Graves designed buildings as well as household items like tea kettles for Target, JCPenney
Michael Graves, an American architect and designer, died Thursday at his home in Princeton, New Jersey, of natural causes, according to his firm.
The award-winning architect died “suddenly and peacefully” from natural causes, according to a statement from Michael Graves Architecture and Design. He was 80.
Graves was one of the most revered contemporary architects, known for his postmodern designs, and won hundreds of prizes in his field. He started his practice in 1964, which designed over 400 buildings worldwide.

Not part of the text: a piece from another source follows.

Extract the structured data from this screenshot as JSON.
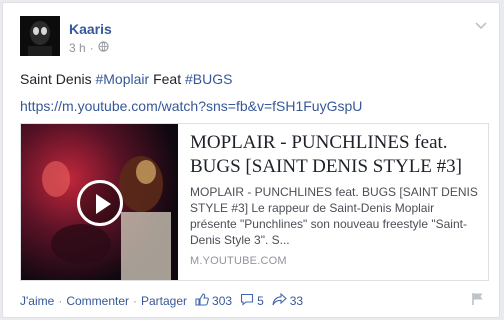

Architecture critics hailed him as one of the original American voices in architecture as he has designed hundreds of buildings for corporations, governments, foundations and universities.
Among his noted works are The Portland Building in Oregon, The Humana Building in Louisville, Kentucky, the NCAA Hall of Champions in Indiana, and the Team Disney building in Burbank, California.
He has been praised for making buildings functional as well as aesthetically pleasing.
For many Americans, Graves might be best known as the designer of household items. One of his best known designs was the Alessi stainless steel teakettle with a red bird at the tip that sang when water had boiled.
Graves helped propel Target and its collaborations with designers to massive popularity.
His line for Target included practical items from tea kettles and drying racks to whimsical kitchen equipment like an avocado scooper and large bamboo salad tongs. His Target line came with a simple, idealistic premise: “Good design should be affordable to all.”
His designs were also sold at JCPenney and Black & Decker. He was awarded the National Medal of the Arts, as well as the Driehaus Prize for Classical Architecture.
Health and design
Born in Indianapolis, Graves received his training at the University of Cincinnati and Harvard. In 1962, he began teaching at Princeton University.
In 2003, Graves became paralyzed from the chest down after suffering what started out as a sinus infection. Graves recalled being severely ill and examining the ugly sheets and bad design in hospitals. He decided: “It’s far too ugly for me to die here.”
The illness phased in a new chapter in his life.
Struggling in hospital rooms made him determined to improve health care facilities and designs, including more user-friendly hospital furniture for patients.
“I wouldn’t have been a health care nut if it hadn’t been for my paralysis, so something good came from this,” he told CNN in 2011.
Throughout his illness, Graves continued to sketch.
“Whether I was paralyzed or not, I would draw, because drawing for me is like playing the piano,” he told CNN. “You’ve got to keep practicing, got to keep doing it. It’s not that you lose it, but you don’t draw as well if you don’t draw every day.”